*Material for the task*.
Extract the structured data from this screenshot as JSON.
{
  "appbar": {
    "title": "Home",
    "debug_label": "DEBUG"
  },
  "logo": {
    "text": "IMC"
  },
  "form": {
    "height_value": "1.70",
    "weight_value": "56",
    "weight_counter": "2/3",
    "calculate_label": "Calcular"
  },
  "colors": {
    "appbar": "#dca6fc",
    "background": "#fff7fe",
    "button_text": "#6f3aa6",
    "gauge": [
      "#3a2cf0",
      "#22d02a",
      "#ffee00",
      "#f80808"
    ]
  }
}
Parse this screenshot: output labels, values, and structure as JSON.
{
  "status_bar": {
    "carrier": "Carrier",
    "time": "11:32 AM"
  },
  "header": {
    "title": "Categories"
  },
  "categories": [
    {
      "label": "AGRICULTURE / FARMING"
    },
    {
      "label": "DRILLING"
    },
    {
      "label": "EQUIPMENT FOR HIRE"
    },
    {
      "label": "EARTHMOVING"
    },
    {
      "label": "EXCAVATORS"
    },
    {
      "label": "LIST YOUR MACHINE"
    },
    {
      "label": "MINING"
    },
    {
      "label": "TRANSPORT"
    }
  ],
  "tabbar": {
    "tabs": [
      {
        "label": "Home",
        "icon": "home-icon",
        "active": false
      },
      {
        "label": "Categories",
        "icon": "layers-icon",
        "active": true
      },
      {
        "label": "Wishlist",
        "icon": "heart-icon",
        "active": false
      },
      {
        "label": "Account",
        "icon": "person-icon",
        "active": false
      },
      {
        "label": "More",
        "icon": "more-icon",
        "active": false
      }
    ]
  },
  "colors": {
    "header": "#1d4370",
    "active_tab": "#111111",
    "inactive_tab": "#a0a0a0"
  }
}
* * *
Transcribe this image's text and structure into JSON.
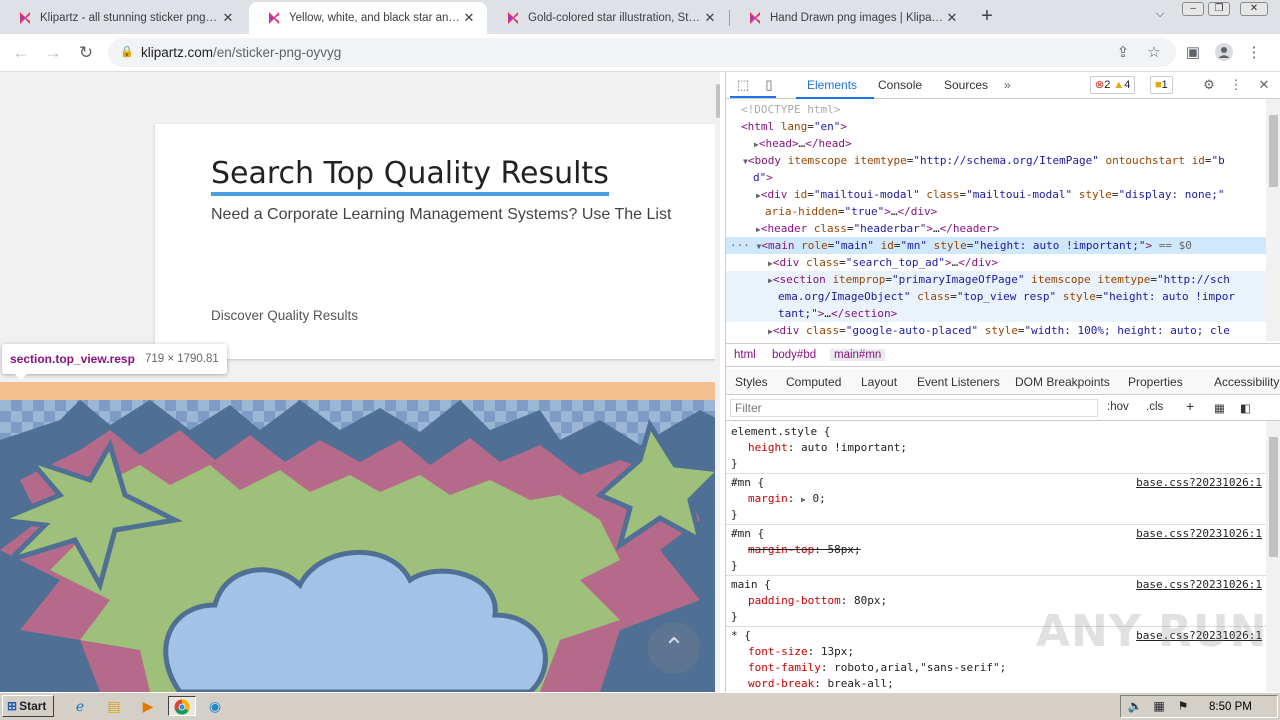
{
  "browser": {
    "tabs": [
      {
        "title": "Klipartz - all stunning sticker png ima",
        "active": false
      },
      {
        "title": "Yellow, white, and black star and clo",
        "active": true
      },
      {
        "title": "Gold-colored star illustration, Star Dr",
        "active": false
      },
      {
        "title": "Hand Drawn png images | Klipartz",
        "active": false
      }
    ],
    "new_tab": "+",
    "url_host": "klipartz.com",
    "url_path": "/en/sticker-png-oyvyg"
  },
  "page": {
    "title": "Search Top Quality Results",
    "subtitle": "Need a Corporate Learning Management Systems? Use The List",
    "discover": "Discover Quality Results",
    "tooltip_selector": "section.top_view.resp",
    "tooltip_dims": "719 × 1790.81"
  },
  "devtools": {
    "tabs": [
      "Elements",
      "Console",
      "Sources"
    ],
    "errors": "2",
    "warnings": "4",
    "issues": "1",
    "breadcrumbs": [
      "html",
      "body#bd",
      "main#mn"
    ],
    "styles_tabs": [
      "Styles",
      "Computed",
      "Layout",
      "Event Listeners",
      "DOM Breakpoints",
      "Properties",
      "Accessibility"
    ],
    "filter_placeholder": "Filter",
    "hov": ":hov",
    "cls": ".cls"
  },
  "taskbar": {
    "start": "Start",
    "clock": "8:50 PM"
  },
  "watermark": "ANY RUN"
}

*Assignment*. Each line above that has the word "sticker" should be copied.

*Solution to the problem*.
        "title": "Klipartz - all stunning sticker png ima",
    "url_path": "/en/sticker-png-oyvyg"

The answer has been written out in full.